Greenpeace, greenwash, openwash

  • Greenpeace takes open-source approach to finish web transformation

    Greenpeace is working with open source software firm Red Hat to scale and revamp its grassroots engagement platform, Planet 4. The project marks a complete re-design of Greenpeace.org’s backend content management systems (CMS), which are now designed to put content on the web and provide a vehicle for driving grassroots environmental action.

  • Greenpeace turns to Red Hat to scale its “Planet 4” global engagement platform
  • Greenpeace turns to open source to finish its web transformation

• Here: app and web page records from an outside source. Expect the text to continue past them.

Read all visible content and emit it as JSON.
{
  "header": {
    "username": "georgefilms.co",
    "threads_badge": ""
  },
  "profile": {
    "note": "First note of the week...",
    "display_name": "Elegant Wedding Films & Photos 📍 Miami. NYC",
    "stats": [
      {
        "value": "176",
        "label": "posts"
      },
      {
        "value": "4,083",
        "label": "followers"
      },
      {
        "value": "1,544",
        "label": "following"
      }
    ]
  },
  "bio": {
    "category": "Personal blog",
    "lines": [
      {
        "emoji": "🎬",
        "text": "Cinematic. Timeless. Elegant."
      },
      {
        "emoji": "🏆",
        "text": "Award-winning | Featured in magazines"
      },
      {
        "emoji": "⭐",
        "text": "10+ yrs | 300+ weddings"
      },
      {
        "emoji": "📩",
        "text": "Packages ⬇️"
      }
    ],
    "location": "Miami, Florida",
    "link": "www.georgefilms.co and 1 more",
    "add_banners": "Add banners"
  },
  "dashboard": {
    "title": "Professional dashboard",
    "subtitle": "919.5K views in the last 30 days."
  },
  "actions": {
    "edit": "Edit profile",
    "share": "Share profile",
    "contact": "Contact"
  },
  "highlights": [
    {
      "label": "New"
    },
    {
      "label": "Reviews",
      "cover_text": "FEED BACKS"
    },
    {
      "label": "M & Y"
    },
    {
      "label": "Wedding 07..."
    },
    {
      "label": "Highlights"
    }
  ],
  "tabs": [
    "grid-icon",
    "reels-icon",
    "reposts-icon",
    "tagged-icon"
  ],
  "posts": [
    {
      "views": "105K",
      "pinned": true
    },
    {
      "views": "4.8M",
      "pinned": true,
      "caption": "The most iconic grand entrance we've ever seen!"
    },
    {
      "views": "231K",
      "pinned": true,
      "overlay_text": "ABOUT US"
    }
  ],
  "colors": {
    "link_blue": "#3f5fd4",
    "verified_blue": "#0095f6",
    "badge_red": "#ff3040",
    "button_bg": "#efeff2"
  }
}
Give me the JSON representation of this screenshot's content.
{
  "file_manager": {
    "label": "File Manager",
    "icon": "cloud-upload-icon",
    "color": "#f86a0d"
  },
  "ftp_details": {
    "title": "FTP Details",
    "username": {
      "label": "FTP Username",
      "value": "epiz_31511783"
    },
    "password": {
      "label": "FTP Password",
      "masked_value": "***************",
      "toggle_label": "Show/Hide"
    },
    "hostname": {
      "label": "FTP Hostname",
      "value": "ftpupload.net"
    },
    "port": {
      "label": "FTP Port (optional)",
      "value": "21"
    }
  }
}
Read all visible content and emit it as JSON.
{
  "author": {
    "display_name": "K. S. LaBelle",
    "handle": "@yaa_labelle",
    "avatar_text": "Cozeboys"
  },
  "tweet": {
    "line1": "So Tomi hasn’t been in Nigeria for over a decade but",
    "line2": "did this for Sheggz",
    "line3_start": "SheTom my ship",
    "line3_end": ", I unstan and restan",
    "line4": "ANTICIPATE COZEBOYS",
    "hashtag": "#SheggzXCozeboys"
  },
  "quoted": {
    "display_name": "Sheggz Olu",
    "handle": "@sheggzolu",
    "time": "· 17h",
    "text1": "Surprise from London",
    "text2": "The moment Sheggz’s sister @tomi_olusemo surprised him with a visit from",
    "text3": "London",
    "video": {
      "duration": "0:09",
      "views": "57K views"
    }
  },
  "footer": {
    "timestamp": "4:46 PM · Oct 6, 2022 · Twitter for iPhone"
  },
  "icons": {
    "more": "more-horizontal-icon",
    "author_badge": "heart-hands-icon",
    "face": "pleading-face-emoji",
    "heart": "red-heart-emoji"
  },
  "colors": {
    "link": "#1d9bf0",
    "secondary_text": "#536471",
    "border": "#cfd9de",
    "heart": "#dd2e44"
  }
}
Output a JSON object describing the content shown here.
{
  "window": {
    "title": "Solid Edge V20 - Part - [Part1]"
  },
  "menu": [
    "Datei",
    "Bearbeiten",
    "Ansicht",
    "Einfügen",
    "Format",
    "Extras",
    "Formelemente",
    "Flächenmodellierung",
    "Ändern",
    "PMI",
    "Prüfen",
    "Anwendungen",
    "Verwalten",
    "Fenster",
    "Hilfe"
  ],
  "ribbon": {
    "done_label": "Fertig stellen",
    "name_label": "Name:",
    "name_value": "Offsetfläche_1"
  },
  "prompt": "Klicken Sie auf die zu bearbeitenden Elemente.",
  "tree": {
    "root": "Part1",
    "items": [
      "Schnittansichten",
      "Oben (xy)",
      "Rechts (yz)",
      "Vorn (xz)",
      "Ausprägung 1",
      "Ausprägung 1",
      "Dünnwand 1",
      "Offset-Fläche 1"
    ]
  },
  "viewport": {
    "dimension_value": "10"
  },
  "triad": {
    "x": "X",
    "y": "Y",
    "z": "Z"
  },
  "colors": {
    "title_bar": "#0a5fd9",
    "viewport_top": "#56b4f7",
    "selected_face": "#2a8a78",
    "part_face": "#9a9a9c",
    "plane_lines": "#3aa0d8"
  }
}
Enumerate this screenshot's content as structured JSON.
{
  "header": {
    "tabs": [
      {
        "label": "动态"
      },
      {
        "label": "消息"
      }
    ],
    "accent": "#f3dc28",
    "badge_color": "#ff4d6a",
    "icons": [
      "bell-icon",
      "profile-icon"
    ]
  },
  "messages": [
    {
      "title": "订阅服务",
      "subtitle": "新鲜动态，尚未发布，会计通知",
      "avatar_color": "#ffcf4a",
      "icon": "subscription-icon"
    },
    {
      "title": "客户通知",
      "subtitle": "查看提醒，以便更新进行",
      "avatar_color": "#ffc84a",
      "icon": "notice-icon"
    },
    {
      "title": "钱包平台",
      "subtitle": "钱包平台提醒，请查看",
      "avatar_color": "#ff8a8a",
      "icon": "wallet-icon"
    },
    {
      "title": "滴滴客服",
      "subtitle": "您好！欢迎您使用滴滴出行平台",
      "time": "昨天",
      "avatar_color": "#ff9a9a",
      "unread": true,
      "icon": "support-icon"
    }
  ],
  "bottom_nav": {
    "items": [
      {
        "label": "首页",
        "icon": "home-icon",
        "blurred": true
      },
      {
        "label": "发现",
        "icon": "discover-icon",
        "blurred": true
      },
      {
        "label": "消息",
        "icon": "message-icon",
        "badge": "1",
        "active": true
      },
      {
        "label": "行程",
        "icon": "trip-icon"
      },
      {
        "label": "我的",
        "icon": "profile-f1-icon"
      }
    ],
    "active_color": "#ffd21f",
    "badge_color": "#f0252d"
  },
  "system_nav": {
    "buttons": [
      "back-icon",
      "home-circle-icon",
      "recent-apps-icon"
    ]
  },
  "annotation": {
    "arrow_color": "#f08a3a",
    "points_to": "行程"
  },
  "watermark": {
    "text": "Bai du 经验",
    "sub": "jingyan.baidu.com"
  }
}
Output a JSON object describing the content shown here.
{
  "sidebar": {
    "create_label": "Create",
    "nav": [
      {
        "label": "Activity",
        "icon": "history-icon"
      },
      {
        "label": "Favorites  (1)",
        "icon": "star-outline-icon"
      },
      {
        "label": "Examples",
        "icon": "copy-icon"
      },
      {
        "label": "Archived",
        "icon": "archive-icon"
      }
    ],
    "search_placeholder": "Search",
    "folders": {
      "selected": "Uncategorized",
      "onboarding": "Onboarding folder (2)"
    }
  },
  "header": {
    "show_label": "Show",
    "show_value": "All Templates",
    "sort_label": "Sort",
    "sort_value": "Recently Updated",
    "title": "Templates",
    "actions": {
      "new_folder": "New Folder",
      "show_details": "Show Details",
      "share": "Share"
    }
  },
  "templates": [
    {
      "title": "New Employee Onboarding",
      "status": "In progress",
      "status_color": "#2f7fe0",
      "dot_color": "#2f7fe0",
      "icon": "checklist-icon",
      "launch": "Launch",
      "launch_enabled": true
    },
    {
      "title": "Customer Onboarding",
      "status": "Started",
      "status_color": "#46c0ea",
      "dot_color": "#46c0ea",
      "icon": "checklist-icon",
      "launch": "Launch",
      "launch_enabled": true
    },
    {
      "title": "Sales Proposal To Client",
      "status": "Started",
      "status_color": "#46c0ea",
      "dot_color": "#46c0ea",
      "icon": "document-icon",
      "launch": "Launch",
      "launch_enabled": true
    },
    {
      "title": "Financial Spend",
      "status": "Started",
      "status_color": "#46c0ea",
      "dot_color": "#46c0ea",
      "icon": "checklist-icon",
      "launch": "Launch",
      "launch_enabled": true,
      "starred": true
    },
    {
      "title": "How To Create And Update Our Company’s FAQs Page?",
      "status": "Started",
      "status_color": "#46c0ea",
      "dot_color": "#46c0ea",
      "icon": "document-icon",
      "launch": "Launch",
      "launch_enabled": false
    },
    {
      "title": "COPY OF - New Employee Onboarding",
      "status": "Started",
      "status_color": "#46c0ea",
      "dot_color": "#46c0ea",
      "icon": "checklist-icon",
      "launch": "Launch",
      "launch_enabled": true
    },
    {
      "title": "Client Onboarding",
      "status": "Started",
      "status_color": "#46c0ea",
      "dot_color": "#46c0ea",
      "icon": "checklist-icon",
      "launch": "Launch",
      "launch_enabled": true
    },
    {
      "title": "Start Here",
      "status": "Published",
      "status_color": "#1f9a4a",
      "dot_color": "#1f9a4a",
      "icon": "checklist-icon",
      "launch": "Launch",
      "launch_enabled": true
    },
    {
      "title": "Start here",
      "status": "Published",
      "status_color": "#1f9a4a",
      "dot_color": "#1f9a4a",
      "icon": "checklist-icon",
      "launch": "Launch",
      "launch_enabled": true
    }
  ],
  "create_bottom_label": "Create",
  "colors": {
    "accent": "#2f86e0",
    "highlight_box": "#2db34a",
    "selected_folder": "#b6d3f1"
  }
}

    In 2016, Greenpeace International decided to try a new way of stimulating grass-level environmental activity via something it called ‘Planet 4’ - a global content management system (CMS) it defined as its new engagement platform. In its original mission statement, it also outlined its expectations for the tool: that it would foster more engagement “when we present ourselves to our supporters, and our potential supporters, through a clear representation of our values with a clear proposition for why we exist, how people can become change agents through our work, and what they can do with us right now”.

Fast download managers for Linux, Alternative to IDM

Download managers are great. They make the downloading process a lot easier and faster. However, the most popular download manager is IDM which is only available to Window. That is why in this quick guide, You will learn about the fast download managers for Linux that are alternative to IDM and even better in some cases. Having a fast download manager in your system is very essential as we tend to download files from the internet and the default downloader that we have got with the browsers. These download managers are not very efficient and do not provide any modern needed features. Here I have compiled a list of best and fast download managers for Linux. Let’s get started with the first one. Read more

Android Leftovers

Is open source software licensing broken?

Practices and expectations that one may have developed in working with conventional software licensing may lead to frustration when confronting open source software. The modest request, "Please, just show me the license" may be met with an unsatisfying response. While sometimes the response is very simple, often, the license information for open source software is more complicated and does not match the expectations set by conventional software licensing. What's up? Is open source software licensing broken? No. Differences, not just in the type of license terms, but in how the software is developed, lead to differences in how software license information is conveyed. In part, this results from tradeoffs between lawyer convenience and developer convenience. Read more